On the other hand, the weather is not the only thing that is uncontrollable. People prove to be just as unreliable in songs such as "Lie To Me," "World So Cold" and "Arms of a Stranger." McCoy sings about betrayal and loss in "Lie To Me," as he passionately offers, "All the times I shared with you, were you even there at all? Nowhere to run and nowhere to hide, you're scared of the truth; I'm tired of the lies." Yet, through all of the loss and pain in these songs, there is still an underlying feeling of triumph in the end.
"There is a real sense of urgency to get back on top throughout the album," McCoy explains. "We know what it's like to be the underdog but that doesn't mean we always will be. It's important to show our fans that things can change, life does get better."

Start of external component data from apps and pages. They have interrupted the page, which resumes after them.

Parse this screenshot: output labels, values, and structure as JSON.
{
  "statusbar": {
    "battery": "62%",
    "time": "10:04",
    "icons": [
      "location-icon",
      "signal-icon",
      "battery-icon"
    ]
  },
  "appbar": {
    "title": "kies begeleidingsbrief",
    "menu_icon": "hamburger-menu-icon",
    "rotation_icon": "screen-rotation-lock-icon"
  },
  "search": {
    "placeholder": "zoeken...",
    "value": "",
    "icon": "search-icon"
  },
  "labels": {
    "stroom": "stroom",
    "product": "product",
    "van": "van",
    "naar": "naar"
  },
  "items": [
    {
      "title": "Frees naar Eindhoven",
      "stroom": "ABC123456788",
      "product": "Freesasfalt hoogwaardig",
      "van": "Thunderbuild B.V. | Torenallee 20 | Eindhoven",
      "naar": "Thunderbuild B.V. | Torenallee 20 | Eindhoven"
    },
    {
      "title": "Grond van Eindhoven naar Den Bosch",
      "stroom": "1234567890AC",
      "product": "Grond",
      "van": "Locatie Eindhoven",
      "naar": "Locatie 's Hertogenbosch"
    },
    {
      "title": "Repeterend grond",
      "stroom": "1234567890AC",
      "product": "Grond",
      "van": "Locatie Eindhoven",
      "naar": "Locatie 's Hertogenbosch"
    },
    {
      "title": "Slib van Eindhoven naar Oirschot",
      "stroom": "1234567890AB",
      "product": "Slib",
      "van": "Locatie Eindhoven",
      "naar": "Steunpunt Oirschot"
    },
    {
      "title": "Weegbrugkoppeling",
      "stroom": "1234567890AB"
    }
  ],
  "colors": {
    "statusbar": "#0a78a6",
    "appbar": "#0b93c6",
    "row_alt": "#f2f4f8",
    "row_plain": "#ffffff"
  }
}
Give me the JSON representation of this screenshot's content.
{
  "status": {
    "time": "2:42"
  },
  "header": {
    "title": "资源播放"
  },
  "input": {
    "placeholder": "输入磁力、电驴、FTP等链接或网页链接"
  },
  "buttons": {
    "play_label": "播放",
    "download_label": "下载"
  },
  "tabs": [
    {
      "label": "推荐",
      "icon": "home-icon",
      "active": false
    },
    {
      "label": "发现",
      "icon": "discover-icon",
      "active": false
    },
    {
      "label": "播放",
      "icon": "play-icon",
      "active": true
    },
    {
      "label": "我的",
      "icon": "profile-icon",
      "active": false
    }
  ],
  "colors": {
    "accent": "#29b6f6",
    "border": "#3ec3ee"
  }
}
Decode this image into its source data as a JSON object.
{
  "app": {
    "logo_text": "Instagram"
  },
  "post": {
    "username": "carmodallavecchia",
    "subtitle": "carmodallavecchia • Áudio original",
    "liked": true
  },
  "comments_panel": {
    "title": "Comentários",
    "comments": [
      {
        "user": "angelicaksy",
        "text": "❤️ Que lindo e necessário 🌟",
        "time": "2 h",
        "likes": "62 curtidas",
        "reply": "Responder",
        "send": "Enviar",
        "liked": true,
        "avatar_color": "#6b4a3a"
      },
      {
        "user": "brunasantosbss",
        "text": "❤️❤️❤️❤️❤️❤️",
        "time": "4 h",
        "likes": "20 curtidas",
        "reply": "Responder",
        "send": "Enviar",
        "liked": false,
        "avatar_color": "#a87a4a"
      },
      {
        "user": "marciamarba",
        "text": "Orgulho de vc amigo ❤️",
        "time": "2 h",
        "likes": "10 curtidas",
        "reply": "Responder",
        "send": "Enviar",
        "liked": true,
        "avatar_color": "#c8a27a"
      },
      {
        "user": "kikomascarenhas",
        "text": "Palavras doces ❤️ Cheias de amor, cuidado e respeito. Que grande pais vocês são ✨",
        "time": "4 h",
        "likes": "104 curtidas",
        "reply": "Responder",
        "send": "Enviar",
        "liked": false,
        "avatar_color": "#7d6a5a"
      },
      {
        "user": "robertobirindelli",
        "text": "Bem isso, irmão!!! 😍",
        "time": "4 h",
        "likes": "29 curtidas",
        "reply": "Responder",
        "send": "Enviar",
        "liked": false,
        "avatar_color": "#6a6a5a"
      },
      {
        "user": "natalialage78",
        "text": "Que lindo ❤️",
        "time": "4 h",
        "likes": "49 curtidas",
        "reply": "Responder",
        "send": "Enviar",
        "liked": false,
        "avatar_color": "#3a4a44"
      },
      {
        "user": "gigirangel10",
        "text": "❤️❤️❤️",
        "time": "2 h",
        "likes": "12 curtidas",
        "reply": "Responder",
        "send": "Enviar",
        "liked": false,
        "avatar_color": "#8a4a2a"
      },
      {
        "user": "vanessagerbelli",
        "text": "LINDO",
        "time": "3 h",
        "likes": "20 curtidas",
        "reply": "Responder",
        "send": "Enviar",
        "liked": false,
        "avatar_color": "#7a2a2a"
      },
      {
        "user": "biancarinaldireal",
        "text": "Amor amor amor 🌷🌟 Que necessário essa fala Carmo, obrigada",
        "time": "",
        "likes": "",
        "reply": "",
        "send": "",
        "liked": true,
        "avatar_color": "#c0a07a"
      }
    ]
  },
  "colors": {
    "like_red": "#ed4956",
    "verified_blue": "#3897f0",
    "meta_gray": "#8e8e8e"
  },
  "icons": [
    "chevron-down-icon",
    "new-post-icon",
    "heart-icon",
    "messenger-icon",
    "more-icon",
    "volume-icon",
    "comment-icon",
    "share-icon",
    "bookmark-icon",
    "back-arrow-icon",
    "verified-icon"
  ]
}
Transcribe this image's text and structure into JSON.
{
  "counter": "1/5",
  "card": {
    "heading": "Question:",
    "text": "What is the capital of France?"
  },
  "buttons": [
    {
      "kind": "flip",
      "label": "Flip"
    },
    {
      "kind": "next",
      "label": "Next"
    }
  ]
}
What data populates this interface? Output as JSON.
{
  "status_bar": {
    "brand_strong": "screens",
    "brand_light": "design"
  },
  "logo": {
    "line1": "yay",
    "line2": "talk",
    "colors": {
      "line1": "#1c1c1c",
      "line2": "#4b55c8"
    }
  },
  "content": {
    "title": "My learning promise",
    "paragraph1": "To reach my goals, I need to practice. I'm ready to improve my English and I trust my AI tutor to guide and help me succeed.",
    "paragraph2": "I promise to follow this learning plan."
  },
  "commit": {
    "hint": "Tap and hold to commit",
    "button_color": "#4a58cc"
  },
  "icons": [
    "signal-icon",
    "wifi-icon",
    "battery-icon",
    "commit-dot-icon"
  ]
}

McCoy, guitar player and co-founding member Eric Weaver and drummer Aaron Gainer spent months meeting with "big time" writers and producers only to be let down over and over. McCoy says, "The big name producers made us feel like the underdogs once again, like we were lucky they agreed to meet with us." All of that changed however when the band traveled to Memphis, TN for a meeting with Justin Rimer (former guitar player for Breaking Point) and Skidd Mills (who has worked with Skillet, Saliva, and Sister Hazel). There was an instant chemistry between 12 Stones, Rimer and Mills, and the band spent the following eight months in Memphis recording Anthem For The Underdog.
Rimer has anxiously waited to team up with 12 Stones for years. They both share the same manager, so they have kept up with each other's work from the beginning. Rimer says, "The first song we did was 'It Was You,' and as soon as we played it for everybody it just clicked. I got the offer to work on the entire album right after that. I didn't want to take them too far from where they had been as a band in the past, but this is a diverse album for them. Paul definitely wanted to kill me by the end because I had him singing in higher ranges than he had ever sung before."
When the album was complete, the guys were not ready to say good-bye to Rimer, and invited him to join the band on the road. "We had never been so open to criticism or trying new things in the studio as we were when working with Justin. It was great to have someone working with us who really knows their way around a studio," McCoy says of their new guitar player.
Weaver also appreciated Rimer's contribution as the second guitarist. He says, "Justin comes from more of a metal background than I do, so it is nice to mix the different flavors of music. He is a great addition to the showmanship of the band." Rimer calls playing with 12 Stones "like home." "I was in Breaking Point for years, but I am just as comfortable playing with this band."
12 Stones has been through a great deal in the past few years, but somehow the band has made the best of what they've got and come out the better for it. They continue to strive for the top, and McCoy says they "are ready to step up and take the lead. This album is the best attempt we've got to grab new fans, and we're ready."
"We are really proud of this collection of songs, and think the fans are going to love it," McCoy continues. "We've been gone for a while but can't wait to get back out there -- we've never been in a better place."